San Domenico School recently caused controversy with their decision to take down a number of religious statues on campus. Located in San Anselmo, San Domenico is a K-12 private school with an international boarding program for students in grades 9-12.
The statue of Saint Dominic, the school’s father figure, sits at the front of the 515-acre campus, welcoming students. The statue was placed at the San Anselmo school location in 1962, when the school opened, alongside many other saints and Catholic icons.
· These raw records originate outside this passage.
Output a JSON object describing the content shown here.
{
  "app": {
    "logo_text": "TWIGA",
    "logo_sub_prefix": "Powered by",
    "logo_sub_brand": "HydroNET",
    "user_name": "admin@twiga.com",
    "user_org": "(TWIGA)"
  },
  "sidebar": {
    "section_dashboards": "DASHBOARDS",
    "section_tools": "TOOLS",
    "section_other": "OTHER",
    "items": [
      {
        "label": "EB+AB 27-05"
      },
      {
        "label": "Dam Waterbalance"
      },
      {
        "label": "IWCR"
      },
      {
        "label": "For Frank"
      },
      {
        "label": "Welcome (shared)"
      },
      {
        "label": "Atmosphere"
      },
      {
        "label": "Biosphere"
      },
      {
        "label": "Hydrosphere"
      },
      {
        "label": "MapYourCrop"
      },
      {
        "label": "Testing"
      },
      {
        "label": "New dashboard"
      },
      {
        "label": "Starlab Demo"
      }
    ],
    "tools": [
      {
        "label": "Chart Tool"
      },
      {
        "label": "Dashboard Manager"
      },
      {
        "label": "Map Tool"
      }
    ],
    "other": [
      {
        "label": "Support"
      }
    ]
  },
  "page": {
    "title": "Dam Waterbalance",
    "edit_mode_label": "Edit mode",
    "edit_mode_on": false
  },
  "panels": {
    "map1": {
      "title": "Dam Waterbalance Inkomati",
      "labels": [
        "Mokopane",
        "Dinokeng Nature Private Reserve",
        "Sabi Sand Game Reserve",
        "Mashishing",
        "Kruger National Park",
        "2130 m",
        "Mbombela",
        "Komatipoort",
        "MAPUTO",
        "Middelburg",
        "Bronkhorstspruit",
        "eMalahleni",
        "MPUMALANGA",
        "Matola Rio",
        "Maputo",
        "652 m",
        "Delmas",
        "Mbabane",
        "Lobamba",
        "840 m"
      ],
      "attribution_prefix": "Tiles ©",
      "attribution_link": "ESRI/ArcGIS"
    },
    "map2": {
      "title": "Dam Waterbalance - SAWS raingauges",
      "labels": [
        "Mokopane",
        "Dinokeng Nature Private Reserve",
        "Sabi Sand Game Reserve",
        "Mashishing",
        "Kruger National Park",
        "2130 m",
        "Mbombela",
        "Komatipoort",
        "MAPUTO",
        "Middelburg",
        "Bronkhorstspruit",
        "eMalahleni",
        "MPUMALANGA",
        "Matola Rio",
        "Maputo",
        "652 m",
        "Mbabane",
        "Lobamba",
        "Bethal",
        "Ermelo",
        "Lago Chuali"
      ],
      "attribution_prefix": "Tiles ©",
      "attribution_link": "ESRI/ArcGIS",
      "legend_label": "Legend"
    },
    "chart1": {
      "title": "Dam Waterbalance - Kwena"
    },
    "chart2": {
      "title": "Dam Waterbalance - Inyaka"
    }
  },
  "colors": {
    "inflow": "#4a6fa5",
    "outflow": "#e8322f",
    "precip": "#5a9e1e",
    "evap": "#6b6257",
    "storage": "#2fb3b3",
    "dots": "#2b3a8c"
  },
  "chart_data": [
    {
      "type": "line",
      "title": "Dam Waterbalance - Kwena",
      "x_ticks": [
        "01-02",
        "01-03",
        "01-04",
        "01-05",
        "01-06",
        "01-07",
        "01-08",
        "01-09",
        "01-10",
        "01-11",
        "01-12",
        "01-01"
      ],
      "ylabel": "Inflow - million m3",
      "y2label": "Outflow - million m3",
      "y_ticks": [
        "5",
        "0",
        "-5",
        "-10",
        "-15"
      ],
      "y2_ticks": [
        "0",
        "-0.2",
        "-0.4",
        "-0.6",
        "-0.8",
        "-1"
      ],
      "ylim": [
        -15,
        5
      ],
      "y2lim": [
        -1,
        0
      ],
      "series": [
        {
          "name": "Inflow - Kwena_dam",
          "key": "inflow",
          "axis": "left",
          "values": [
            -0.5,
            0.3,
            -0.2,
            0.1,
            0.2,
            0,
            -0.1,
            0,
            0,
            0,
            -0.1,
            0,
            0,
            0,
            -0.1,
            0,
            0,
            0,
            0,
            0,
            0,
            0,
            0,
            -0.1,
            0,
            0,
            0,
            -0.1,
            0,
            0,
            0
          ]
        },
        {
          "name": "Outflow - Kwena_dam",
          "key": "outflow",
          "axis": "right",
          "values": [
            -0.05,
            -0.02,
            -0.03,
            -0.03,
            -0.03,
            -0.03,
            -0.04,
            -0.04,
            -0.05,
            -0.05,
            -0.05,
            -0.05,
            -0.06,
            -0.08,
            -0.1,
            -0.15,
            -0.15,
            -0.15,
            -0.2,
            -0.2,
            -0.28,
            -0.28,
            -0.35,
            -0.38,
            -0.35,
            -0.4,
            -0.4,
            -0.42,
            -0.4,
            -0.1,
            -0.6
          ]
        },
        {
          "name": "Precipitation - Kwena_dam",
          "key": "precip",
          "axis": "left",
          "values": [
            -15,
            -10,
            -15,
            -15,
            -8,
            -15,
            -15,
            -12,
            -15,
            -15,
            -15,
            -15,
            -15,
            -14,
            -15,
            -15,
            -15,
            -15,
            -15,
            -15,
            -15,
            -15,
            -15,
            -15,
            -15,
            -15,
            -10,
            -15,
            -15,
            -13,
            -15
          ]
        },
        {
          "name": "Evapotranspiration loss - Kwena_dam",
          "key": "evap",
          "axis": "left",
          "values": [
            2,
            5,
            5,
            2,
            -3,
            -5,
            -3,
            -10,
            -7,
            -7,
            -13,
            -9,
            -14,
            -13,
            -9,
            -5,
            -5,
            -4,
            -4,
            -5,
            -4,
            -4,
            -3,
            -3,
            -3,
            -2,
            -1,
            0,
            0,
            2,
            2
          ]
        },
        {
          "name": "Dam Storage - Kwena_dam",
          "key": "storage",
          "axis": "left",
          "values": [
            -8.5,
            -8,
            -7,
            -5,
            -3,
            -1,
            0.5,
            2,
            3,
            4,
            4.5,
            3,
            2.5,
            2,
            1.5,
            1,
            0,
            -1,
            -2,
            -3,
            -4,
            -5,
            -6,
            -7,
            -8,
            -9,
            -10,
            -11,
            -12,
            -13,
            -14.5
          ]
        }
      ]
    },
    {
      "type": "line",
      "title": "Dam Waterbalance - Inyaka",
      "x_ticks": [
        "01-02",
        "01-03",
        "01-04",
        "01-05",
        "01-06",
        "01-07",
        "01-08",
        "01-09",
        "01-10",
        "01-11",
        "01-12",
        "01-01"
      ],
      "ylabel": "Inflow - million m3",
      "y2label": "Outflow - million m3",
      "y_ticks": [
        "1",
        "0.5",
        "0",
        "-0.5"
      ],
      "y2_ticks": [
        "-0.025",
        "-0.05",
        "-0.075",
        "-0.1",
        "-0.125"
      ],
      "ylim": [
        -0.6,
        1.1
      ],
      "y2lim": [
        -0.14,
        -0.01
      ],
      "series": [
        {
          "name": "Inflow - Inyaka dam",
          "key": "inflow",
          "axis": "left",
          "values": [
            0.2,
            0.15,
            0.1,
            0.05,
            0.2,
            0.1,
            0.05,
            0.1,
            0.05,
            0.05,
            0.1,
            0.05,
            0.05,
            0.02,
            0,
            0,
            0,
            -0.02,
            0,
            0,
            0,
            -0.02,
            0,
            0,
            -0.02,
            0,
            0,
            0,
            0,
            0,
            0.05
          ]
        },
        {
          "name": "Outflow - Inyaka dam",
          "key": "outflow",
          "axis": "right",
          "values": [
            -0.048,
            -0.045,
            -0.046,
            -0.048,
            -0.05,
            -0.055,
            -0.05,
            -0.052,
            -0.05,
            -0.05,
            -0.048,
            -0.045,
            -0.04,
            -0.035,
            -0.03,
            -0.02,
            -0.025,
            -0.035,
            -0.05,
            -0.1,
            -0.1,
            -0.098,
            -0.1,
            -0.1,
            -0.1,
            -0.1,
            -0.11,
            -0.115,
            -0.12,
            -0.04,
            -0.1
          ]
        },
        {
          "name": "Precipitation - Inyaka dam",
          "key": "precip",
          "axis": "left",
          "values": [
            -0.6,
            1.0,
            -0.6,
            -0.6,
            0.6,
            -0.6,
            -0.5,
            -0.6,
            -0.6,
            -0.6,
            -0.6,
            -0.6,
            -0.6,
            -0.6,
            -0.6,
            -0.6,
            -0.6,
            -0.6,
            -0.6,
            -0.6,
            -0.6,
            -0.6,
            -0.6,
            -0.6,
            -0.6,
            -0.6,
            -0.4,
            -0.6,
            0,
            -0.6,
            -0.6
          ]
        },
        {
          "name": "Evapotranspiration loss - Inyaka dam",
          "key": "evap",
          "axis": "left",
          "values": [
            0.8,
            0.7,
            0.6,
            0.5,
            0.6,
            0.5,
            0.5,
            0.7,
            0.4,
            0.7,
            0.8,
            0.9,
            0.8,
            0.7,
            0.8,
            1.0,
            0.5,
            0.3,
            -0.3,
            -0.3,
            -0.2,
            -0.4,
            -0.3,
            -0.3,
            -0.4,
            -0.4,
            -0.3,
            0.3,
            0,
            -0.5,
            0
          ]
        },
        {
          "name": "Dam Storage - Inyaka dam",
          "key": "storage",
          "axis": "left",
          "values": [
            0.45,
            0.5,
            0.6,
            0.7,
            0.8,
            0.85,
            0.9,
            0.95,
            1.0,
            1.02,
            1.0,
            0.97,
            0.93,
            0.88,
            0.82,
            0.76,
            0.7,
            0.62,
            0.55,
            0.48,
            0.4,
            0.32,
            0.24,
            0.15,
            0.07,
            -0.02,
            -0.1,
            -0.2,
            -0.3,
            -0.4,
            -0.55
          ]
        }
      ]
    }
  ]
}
The most glorified statue, a figure of Virgin Mary and Baby Jesus, was also taken down.
“In middle school and elementary [school] we would place flowers on the statue during an annual ceremony, so it was a big deal that certain statue moved because it was the main statue for our school and represented Mary and Baby Jesus,” said junior Kelsey Peltz, who transferred to Redwood this year.
According to Peltz, the school has gradually changed their teachings, removing second grade First Reconciliation and First Communion. However, critics of the altered curriculum argue that the changes which are making the school more independent take away from the original rooting of the school.
Peltz explained the evolving curriculum further.
“We didn’t really learn about Christianity so I don’t know why it was called a Catholic school. We studied different religions such as Buddhism and Hinduism at school and there wasn’t a strong Catholic pressure,” Peltz said.
With 660 students, San Domenico is ranked the 25th K-12 school in California, according to Niche Rankings.
“I was one of the only Jewish kids, so they used me as their token Jew. Most people were Christian or semi-Christian and there was a few people who were strongly religious, but other than that it was like any other school and there wasn’t too much religious influence,” Peltz said.
Head of School Cecily Stock said that her goal is to make it apparent that San Domenico is not only Catholic-based and welcomes students of all religions, according to the Marin Independent Journal.
“They try not to force any beliefs upon you; it being a Catholic school does not affect your personal beliefs,” said junior Julian Haggard, who previously went to Saint Patrick’s, a private Catholic school.
According to Amy Skewes-Cox, a member of the San Domenico’s board of trustees, 80 percent of San Domenico families do not identify as Catholic. Skewes-Cox said that the school is open to changing their school academic curriculum to include all regions, according to the Marin Independent Journal.
On the other hand, because the school was founded as a Catholic institution, the religious statues continue to hold deep importance.
“I had one girlfriend who is very Catholic. All over her dorm room are quotes from Jesus and Psalms. I know she was really upset about the situation and was hurt by it. She claimed that she signed up for a Catholic school, and the school isn’t representing the Catholic community,” Peltz said.
Peltz and Haggard though have not been offended by the removal. They claim that especially since neither attend Catholic schools anymore, it didn’t impact them.
“The statues were more of a representation of the church and school you attend,” Haggard said. “So usually when you are at a Catholic school it is a part of the archdiocese, so you have maybe one statue of a historical figure which represents all Catholicism and is more unique to your school and may coordinate with your school name.”